*Activity*.
Nothing besides a number belongs in the answer, which is how many lines of the listing contain the string "will".

-- Opening Marker --

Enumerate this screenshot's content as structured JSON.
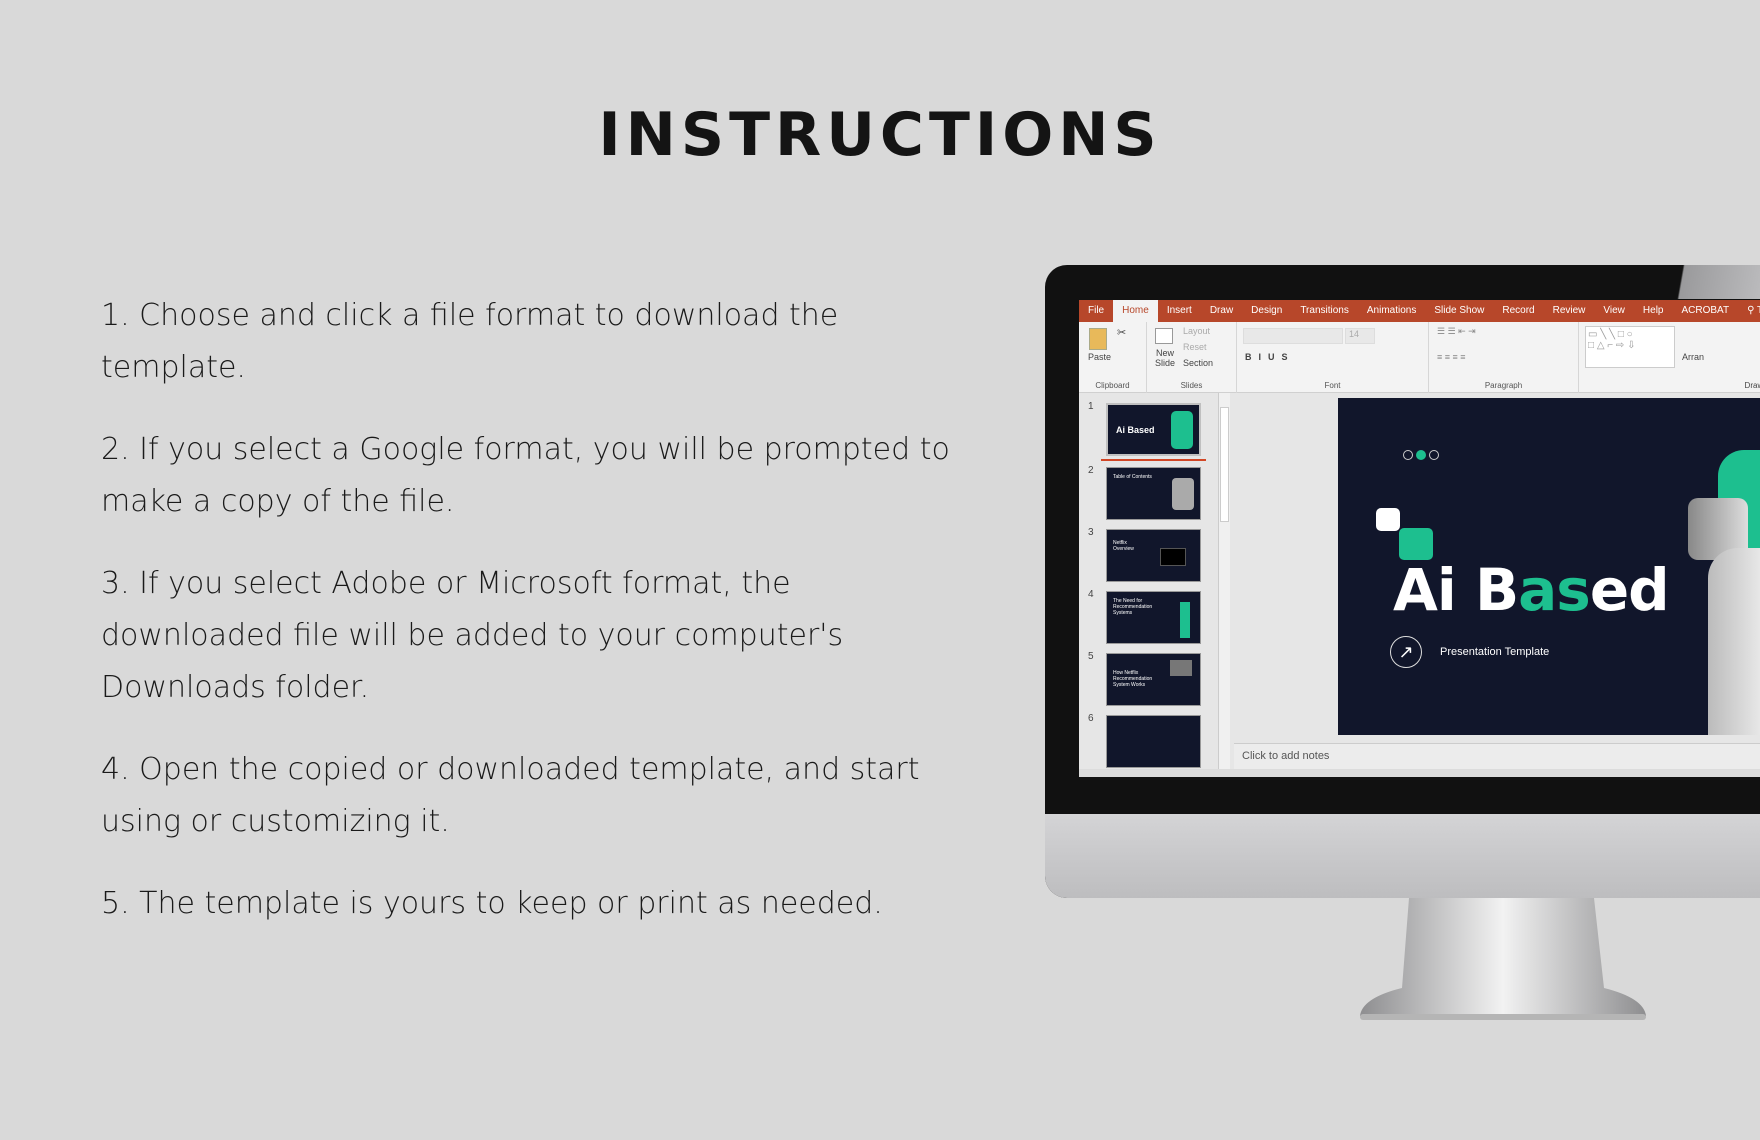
{
  "title": "INSTRUCTIONS",
  "steps": [
    "1. Choose and click a file format to download the template.",
    "2. If you select a Google format, you will be prompted to make a copy of the file.",
    "3. If you select Adobe or Microsoft format, the downloaded file will be added to your computer's Downloads folder.",
    "4. Open the copied or downloaded template, and start using or customizing it.",
    "5. The template is yours to keep or print as needed."
  ],
  "app": {
    "tabs": [
      "File",
      "Home",
      "Insert",
      "Draw",
      "Design",
      "Transitions",
      "Animations",
      "Slide Show",
      "Record",
      "Review",
      "View",
      "Help",
      "ACROBAT",
      "Te"
    ],
    "active_tab": "Home",
    "ribbon": {
      "paste": "Paste",
      "new_slide": "New Slide",
      "layout": "Layout",
      "reset": "Reset",
      "section": "Section",
      "font_size": "14",
      "arrange": "Arran",
      "groups": [
        "Clipboard",
        "Slides",
        "Font",
        "Paragraph",
        "Drawi"
      ]
    },
    "slide_numbers": [
      "1",
      "2",
      "3",
      "4",
      "5",
      "6"
    ],
    "thumb_titles": [
      "Ai Based",
      "Table of Contents",
      "Netflix Overview",
      "The Need for Recommendation Systems",
      "How Netflix Recommendation System Works",
      ""
    ],
    "slide": {
      "title_a": "Ai B",
      "title_b": "as",
      "title_c": "ed",
      "subtitle": "Presentation Template"
    },
    "notes_placeholder": "Click to add notes",
    "colors": {
      "accent": "#1dbf8f",
      "ribbon": "#b7472a",
      "slide_bg": "#11162b"
    }
  }
}
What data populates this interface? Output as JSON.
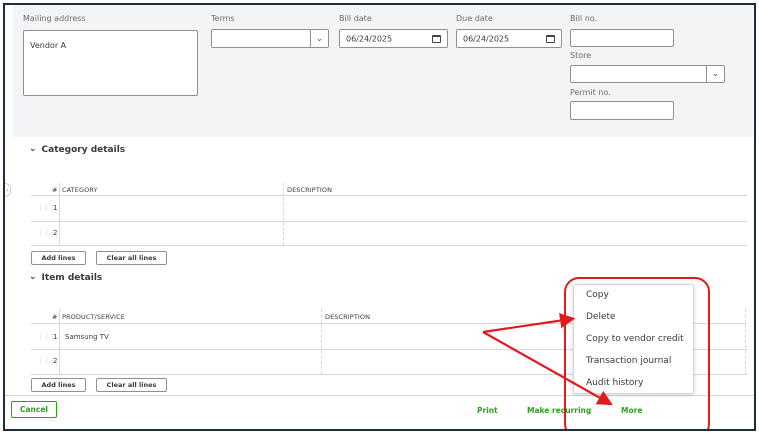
{
  "header": {
    "mailing_address": {
      "label": "Mailing address",
      "value": "Vendor A"
    },
    "terms": {
      "label": "Terms",
      "value": ""
    },
    "bill_date": {
      "label": "Bill date",
      "value": "06/24/2025"
    },
    "due_date": {
      "label": "Due date",
      "value": "06/24/2025"
    },
    "bill_no": {
      "label": "Bill no.",
      "value": ""
    },
    "store": {
      "label": "Store",
      "value": ""
    },
    "permit_no": {
      "label": "Permit no.",
      "value": ""
    }
  },
  "category_details": {
    "title": "Category details",
    "columns": [
      "#",
      "CATEGORY",
      "DESCRIPTION"
    ],
    "rows": [
      {
        "num": "1"
      },
      {
        "num": "2"
      }
    ],
    "add_lines": "Add lines",
    "clear_all_lines": "Clear all lines"
  },
  "item_details": {
    "title": "Item details",
    "columns": [
      "#",
      "PRODUCT/SERVICE",
      "DESCRIPTION"
    ],
    "rows": [
      {
        "num": "1",
        "product": "Samsung TV"
      },
      {
        "num": "2",
        "product": ""
      }
    ],
    "add_lines": "Add lines",
    "clear_all_lines": "Clear all lines"
  },
  "more_menu": {
    "items": [
      "Copy",
      "Delete",
      "Copy to vendor credit",
      "Transaction journal",
      "Audit history"
    ]
  },
  "footer": {
    "cancel": "Cancel",
    "print": "Print",
    "make_recurring": "Make recurring",
    "more": "More"
  },
  "annotation": {
    "color": "#e3191c",
    "highlight": "more-menu"
  },
  "colors": {
    "accent_green": "#2ca01c",
    "header_bg": "#f3f4f6"
  }
}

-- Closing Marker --

*Response to the exercise*.
2